Then, during her whole day, she has to arrange different types of task/reviews. The bank uses a “4-eyes checks”: which means that there are four people in total doing post-trades reviews.
The required skills for the job
The qualities and competence to work for the risk-management department of an international private bank are:
- Analytical skills
- Being multilingual: Mandy speaks French, English, and Spanish which is mandatory for working there because English is the main language and she uses Spanish when she communicates with the investors of the LATAM (Latin America department)
- Problem solving
- Decision making
What Mandy likes/dislikes about her job
What Mandy prefers in her job is the contact she has with different departments, performing the reviews, organizing her time accordingly and speaking in Spanish with the LATAM team members.
What Mandy dislikes in her job is the sort of rigid banking environment which highly differs from the fun and open-minded marketing field. There are very strict procedures to follow and there is not much room for outside-the-box thinking. She believes that the internal and external audit controls that the bank has every year put a lot of pressure on employees to strictly follow these procedures.
The atmosphere at Mandy’s job is particular, everyone works for long hours but still takes time to talk to each other and make some jokes which is nice to experience, especially in this strict banking environment.

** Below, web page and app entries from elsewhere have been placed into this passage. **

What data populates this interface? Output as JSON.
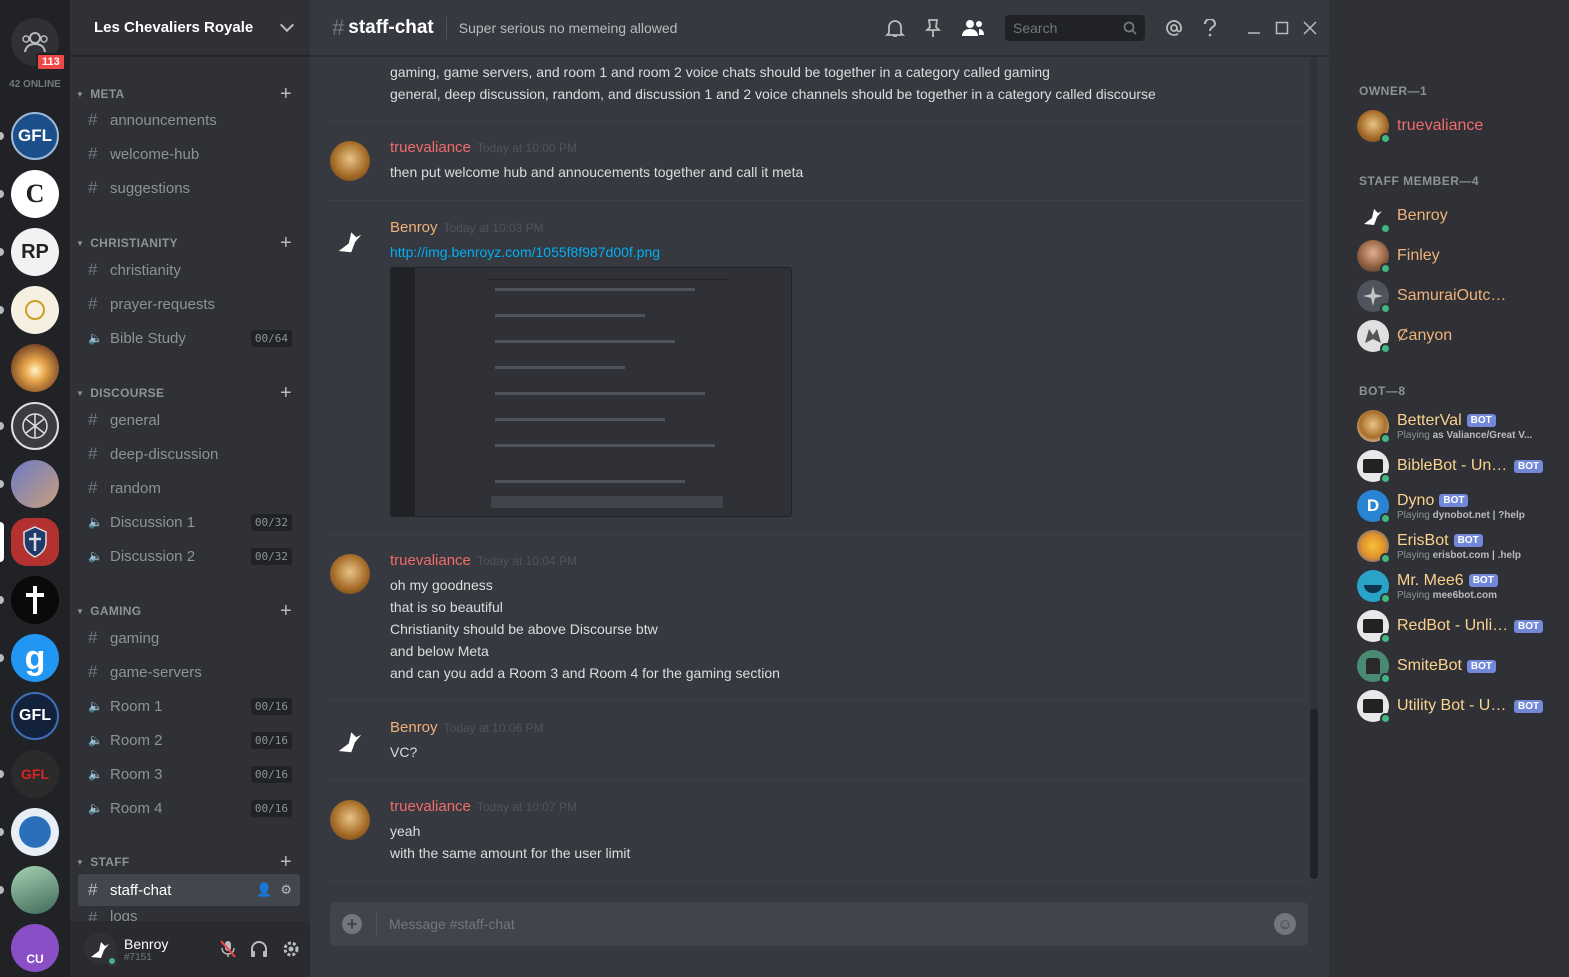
{
  "rail": {
    "badge": "113",
    "online": "42 ONLINE",
    "servers": [
      {
        "name": "gfl-server",
        "label": "GFL",
        "bg": "#1c4f8a"
      },
      {
        "name": "c-server",
        "label": "C",
        "bg": "#ffffff"
      },
      {
        "name": "rp-server",
        "label": "RP",
        "bg": "#f2f2f2"
      },
      {
        "name": "guardians-of-faith-server",
        "label": "",
        "bg": "#f6f0e3"
      },
      {
        "name": "sunset-server",
        "label": "",
        "bg": "#c98a3a"
      },
      {
        "name": "chi-rho-server",
        "label": "",
        "bg": "#3a3c40"
      },
      {
        "name": "jesus-avatar-server",
        "label": "",
        "bg": "#6a7ac8"
      },
      {
        "name": "les-chevaliers-royale-server",
        "label": "",
        "bg": "#b3322f"
      },
      {
        "name": "cross-server",
        "label": "",
        "bg": "#0a0a0a"
      },
      {
        "name": "g-server",
        "label": "g",
        "bg": "#2196f3"
      },
      {
        "name": "gfl-dark-server",
        "label": "GFL",
        "bg": "#13223a"
      },
      {
        "name": "gfl-ze-server",
        "label": "GFL",
        "bg": "#2b2b2b"
      },
      {
        "name": "globe-server",
        "label": "",
        "bg": "#e8eef6"
      },
      {
        "name": "landscape-server",
        "label": "",
        "bg": "#6b9a7c"
      },
      {
        "name": "cu-server",
        "label": "CU",
        "bg": "#8a4fc7"
      }
    ]
  },
  "guild": {
    "name": "Les Chevaliers Royale"
  },
  "categories": {
    "meta": "META",
    "christianity": "CHRISTIANITY",
    "discourse": "DISCOURSE",
    "gaming": "GAMING",
    "staff": "STAFF"
  },
  "channels": {
    "announcements": "announcements",
    "welcome_hub": "welcome-hub",
    "suggestions": "suggestions",
    "christianity": "christianity",
    "prayer_requests": "prayer-requests",
    "bible_study": "Bible Study",
    "bible_study_count": "00/64",
    "general": "general",
    "deep_discussion": "deep-discussion",
    "random": "random",
    "discussion1": "Discussion 1",
    "discussion1_count": "00/32",
    "discussion2": "Discussion 2",
    "discussion2_count": "00/32",
    "gaming": "gaming",
    "game_servers": "game-servers",
    "room1": "Room 1",
    "room1_count": "00/16",
    "room2": "Room 2",
    "room2_count": "00/16",
    "room3": "Room 3",
    "room3_count": "00/16",
    "room4": "Room 4",
    "room4_count": "00/16",
    "staff_chat": "staff-chat",
    "logs": "logs"
  },
  "user": {
    "name": "Benroy",
    "discriminator": "#7151"
  },
  "header": {
    "channel": "staff-chat",
    "topic": "Super serious no memeing allowed",
    "search_placeholder": "Search"
  },
  "messages": {
    "m0_line1": "gaming, game servers, and room 1 and room 2 voice chats should be together in a category called gaming",
    "m0_line2": "general, deep discussion, random, and discussion 1 and 2 voice channels should be together in a category called discourse",
    "m1_author": "truevaliance",
    "m1_ts": "Today at 10:00 PM",
    "m1_line1": "then put welcome hub and annoucements together and call it meta",
    "m2_author": "Benroy",
    "m2_ts": "Today at 10:03 PM",
    "m2_link": "http://img.benroyz.com/1055f8f987d00f.png",
    "m3_author": "truevaliance",
    "m3_ts": "Today at 10:04 PM",
    "m3_line1": "oh my goodness",
    "m3_line2": "that is so beautiful",
    "m3_line3": "Christianity should be above Discourse btw",
    "m3_line4": "and below Meta",
    "m3_line5": "and can you add a Room 3 and Room 4 for the gaming section",
    "m4_author": "Benroy",
    "m4_ts": "Today at 10:06 PM",
    "m4_line1": "VC?",
    "m5_author": "truevaliance",
    "m5_ts": "Today at 10:07 PM",
    "m5_line1": "yeah",
    "m5_line2": "with the same amount for the user limit"
  },
  "composer": {
    "placeholder": "Message #staff-chat"
  },
  "members": {
    "owner_heading": "OWNER—1",
    "staff_heading": "STAFF MEMBER—4",
    "bot_heading": "BOT—8",
    "bot_tag": "BOT",
    "owner": "truevaliance",
    "staff1": "Benroy",
    "staff2": "Finley",
    "staff3": "SamuraiOutcast",
    "staff4": "Ȼanyon",
    "bot1": "BetterVal",
    "bot1_prefix": "Playing",
    "bot1_game": "as Valiance/Great V...",
    "bot2": "BibleBot - Unli...",
    "bot3": "Dyno",
    "bot3_prefix": "Playing",
    "bot3_game": "dynobot.net | ?help",
    "bot4": "ErisBot",
    "bot4_prefix": "Playing",
    "bot4_game": "erisbot.com | .help",
    "bot5": "Mr. Mee6",
    "bot5_prefix": "Playing",
    "bot5_game": "mee6bot.com",
    "bot6": "RedBot - Unlim...",
    "bot7": "SmiteBot",
    "bot8": "Utility Bot - Un..."
  },
  "colors": {
    "owner": "#f26b6b",
    "staff": "#f0b27a",
    "bot": "#fbd38d",
    "online": "#43b581",
    "mention_badge": "#f04747",
    "bot_tag": "#7289da"
  }
}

With regards to working-schedules in most international private banks, it is really difficult to get a part-time position. Most employees work full-time, however, Mandy was able to discuss with her boss to work 90% because she has a young child at home.
The characteristics of the financial field
Mandy also explains that they are currently many job opportunities at her bank, mostly for experienced individuals and fluent English speakers. The banking industry is always growing and is an influent recruiter here in Geneva.
With regards to the “Swiss Secrecy”, Mandy explains that Swiss banks are now aligned with the FACTA rules** (Foreign Account Tax Compliance Act), and they also signed a similar agreement with the European Union. The Swiss institutions are now obligated to reveal account information if necessary. However, clients still have their privacy and Swiss banks maintain a solid reputation in relation to Financial Secrecy.
In addition, Mandy thinks that the Swiss financial industry will keep growing and getting stronger in the years to come because Swiss banks are allies of foreign corporations and individuals for their low taxation. Furthermore, they are adapting their “Swiss Secrecy” to the new rules and are still going strong.
To conclude, working in a private bank as a risk-management analyst is challenging with the several strict banking procedures to follow but it can also be very rewarding. Mandy’s story also shows that anyone can make a successful career change. It may be difficult in the beginning as you are new to everything and you will have to remain patient and work hard to learn your new tasks but it will pay off at the end.
*Post-trade: processing, after a trade is complete, goes through post-trade processing, where the buyer and the seller compare trade details, approve the transaction, change records of ownership and arrange for the transfer of securities and cash. http://www.investopedia.com/terms/p/post-trade-processing.asp
** The Foreign Account Tax Compliance Act (FATCA) is a piece of US legislation designed to prevent tax evasion by US citizens using offshore banking facilities (source: http://www.out-law.com/en/sectors/financial-services1/banks/foreign-account-tax-compliance-act-fatca/)